There are two procedures currently being done at the Cone Health bariatric surgery program at Wesley Long Hospital:
- Gastric Bypass Roux-en-Y Procedure - a one-ounce capacity upper stomach pouch is created. This primarily restrictive procedure limits the food intake and bypasses the duodenum. You will be required to eat five to six small meals a day. Dumping syndrome can result from eating excessive carbohydrates. Results average about 70 percent loss of excess body weight.
- Adjustable Gastric Banding (Lap Band) - involves the placement of a silicone elastomer band around the upper part of the stomach to create a small pouch, which can hold only a small amount of food. The lower, larger part of the stomach is below the band. These two parts are connected by a small outlet created by the band. Food will pass through the outlet from the upper stomach pouch to the lower part more slowly, and you will feel full longer.
Expectations/Outcomes from Bariatric Surgery:
It is impossible to predict how much weight a patient will lose after surgery. The average weight loss (for someone who is 100 pounds over the ideal weight) is 40 pounds in the first three months, 65 pounds after six months and 75 pounds after one year.
The goal of Cone Health bariatric surgery program is to help patients lose more than half of their excess weight. This can reduce or prevent serious health problems.
The operation will do a large part of the job for the patient, but they must do their part as well. Patients must be committed to eating differently and being more active. They also must be committed to taking vitamins and supplements.
After surgery, a patient’s body may no longer be able to absorb the nutrients it needs. The Cone Health bariatric surgery program requires that they take the necessary vitamins and supplements. This also will help with healing, hair loss and tightening excess skin. Prior to surgery, patients will be given a list of vitamins and supplements that will be required to take for life. The Bariatric Nurse Coordinator will assist patients with recommendations of vitamins and supplements. Patients are also asked to take protein supplements. These are important for their overall health and optimum weight loss.
For more information on bariatric surgery, and Cone Health Bariatric Services at Wesley Long Hospital, visit http://www.conehealth.com/weightlosssurgery or call (336)832-7272.
Dr. Eric Wilson is a general surgeon and a member of the Cone Health Medical Staff.
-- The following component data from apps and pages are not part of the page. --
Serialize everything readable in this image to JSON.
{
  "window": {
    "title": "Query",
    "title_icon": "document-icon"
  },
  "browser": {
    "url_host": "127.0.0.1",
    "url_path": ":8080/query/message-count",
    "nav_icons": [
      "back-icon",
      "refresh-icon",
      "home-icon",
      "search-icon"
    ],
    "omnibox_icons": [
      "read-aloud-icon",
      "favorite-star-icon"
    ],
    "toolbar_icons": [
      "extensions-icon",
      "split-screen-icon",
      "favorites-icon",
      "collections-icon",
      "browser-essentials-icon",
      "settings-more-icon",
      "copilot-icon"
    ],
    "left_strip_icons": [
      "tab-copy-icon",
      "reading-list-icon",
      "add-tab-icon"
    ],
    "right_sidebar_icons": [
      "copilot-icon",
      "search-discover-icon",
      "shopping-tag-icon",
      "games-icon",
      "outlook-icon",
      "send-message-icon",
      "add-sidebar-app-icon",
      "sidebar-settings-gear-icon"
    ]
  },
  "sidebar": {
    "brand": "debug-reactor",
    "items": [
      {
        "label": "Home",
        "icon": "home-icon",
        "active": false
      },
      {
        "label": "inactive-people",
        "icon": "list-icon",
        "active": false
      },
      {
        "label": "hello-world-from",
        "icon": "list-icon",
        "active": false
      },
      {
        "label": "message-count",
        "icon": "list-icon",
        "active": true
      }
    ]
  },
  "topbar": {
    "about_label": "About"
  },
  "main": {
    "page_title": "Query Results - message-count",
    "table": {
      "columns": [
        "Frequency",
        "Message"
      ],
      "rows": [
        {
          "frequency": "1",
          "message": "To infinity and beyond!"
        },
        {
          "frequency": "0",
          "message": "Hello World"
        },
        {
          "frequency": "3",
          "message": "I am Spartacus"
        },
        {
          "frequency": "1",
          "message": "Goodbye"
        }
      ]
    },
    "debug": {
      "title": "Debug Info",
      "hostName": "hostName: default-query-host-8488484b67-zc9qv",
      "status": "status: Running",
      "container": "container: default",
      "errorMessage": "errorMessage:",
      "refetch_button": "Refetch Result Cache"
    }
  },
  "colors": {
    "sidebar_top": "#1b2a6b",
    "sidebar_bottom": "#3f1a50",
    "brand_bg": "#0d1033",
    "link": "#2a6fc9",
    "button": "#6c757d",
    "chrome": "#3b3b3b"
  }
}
Dr. Wilson is a member of the American Society for Metabolic and Bariatric Surgery. He is a 2004 graduate of Medical University of South Carolina and completed his residency in general surgery at the university as well.